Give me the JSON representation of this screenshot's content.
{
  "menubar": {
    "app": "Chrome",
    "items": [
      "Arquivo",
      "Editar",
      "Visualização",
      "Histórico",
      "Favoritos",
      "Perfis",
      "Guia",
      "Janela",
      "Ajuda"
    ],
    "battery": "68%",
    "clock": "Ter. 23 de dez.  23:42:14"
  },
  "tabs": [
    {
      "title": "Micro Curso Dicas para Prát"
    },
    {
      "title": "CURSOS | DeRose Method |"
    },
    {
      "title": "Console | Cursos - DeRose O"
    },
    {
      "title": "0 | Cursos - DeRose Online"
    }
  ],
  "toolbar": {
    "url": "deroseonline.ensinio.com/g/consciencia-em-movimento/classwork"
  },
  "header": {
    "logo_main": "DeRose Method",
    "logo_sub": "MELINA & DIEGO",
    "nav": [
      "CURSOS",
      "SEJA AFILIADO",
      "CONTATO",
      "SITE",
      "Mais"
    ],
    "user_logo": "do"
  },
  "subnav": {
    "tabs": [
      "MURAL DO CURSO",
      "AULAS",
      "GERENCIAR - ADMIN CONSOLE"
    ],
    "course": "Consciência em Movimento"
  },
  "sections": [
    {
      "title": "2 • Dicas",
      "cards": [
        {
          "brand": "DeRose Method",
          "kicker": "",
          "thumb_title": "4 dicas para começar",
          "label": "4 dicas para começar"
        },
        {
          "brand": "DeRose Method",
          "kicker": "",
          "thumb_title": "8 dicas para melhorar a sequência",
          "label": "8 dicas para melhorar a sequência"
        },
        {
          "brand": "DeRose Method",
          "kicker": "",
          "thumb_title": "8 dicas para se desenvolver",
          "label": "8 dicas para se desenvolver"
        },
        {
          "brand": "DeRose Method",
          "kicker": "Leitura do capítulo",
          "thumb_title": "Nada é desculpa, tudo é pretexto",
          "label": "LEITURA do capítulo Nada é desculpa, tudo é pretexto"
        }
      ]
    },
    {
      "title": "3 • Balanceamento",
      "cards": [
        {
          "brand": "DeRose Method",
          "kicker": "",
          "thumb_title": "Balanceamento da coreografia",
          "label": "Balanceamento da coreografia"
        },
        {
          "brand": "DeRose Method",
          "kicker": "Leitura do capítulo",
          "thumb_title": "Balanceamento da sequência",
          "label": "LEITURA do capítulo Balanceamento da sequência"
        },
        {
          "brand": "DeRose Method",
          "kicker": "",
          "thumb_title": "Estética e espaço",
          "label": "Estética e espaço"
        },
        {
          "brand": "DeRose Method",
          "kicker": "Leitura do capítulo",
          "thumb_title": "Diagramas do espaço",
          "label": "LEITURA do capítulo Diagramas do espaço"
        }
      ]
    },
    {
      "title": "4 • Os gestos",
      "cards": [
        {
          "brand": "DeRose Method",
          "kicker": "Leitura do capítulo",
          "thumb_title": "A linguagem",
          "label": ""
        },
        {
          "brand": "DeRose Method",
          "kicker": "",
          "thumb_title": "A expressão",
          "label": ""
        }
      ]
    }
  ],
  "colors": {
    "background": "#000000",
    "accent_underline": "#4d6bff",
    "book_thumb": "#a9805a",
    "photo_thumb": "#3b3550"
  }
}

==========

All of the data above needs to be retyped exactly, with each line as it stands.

**Output for this task**
Give me the JSON representation of this screenshot's content.
{
  "menubar": {
    "app": "Chrome",
    "items": [
      "Arquivo",
      "Editar",
      "Visualização",
      "Histórico",
      "Favoritos",
      "Perfis",
      "Guia",
      "Janela",
      "Ajuda"
    ],
    "battery": "68%",
    "clock": "Ter. 23 de dez.  23:42:14"
  },
  "tabs": [
    {
      "title": "Micro Curso Dicas para Prát"
    },
    {
      "title": "CURSOS | DeRose Method |"
    },
    {
      "title": "Console | Cursos - DeRose O"
    },
    {
      "title": "0 | Cursos - DeRose Online"
    }
  ],
  "toolbar": {
    "url": "deroseonline.ensinio.com/g/consciencia-em-movimento/classwork"
  },
  "header": {
    "logo_main": "DeRose Method",
    "logo_sub": "MELINA & DIEGO",
    "nav": [
      "CURSOS",
      "SEJA AFILIADO",
      "CONTATO",
      "SITE",
      "Mais"
    ],
    "user_logo": "do"
  },
  "subnav": {
    "tabs": [
      "MURAL DO CURSO",
      "AULAS",
      "GERENCIAR - ADMIN CONSOLE"
    ],
    "course": "Consciência em Movimento"
  },
  "sections": [
    {
      "title": "2 • Dicas",
      "cards": [
        {
          "brand": "DeRose Method",
          "kicker": "",
          "thumb_title": "4 dicas para começar",
          "label": "4 dicas para começar"
        },
        {
          "brand": "DeRose Method",
          "kicker": "",
          "thumb_title": "8 dicas para melhorar a sequência",
          "label": "8 dicas para melhorar a sequência"
        },
        {
          "brand": "DeRose Method",
          "kicker": "",
          "thumb_title": "8 dicas para se desenvolver",
          "label": "8 dicas para se desenvolver"
        },
        {
          "brand": "DeRose Method",
          "kicker": "Leitura do capítulo",
          "thumb_title": "Nada é desculpa, tudo é pretexto",
          "label": "LEITURA do capítulo Nada é desculpa, tudo é pretexto"
        }
      ]
    },
    {
      "title": "3 • Balanceamento",
      "cards": [
        {
          "brand": "DeRose Method",
          "kicker": "",
          "thumb_title": "Balanceamento da coreografia",
          "label": "Balanceamento da coreografia"
        },
        {
          "brand": "DeRose Method",
          "kicker": "Leitura do capítulo",
          "thumb_title": "Balanceamento da sequência",
          "label": "LEITURA do capítulo Balanceamento da sequência"
        },
        {
          "brand": "DeRose Method",
          "kicker": "",
          "thumb_title": "Estética e espaço",
          "label": "Estética e espaço"
        },
        {
          "brand": "DeRose Method",
          "kicker": "Leitura do capítulo",
          "thumb_title": "Diagramas do espaço",
          "label": "LEITURA do capítulo Diagramas do espaço"
        }
      ]
    },
    {
      "title": "4 • Os gestos",
      "cards": [
        {
          "brand": "DeRose Method",
          "kicker": "Leitura do capítulo",
          "thumb_title": "A linguagem",
          "label": ""
        },
        {
          "brand": "DeRose Method",
          "kicker": "",
          "thumb_title": "A expressão",
          "label": ""
        }
      ]
    }
  ],
  "colors": {
    "background": "#000000",
    "accent_underline": "#4d6bff",
    "book_thumb": "#a9805a",
    "photo_thumb": "#3b3550"
  }
}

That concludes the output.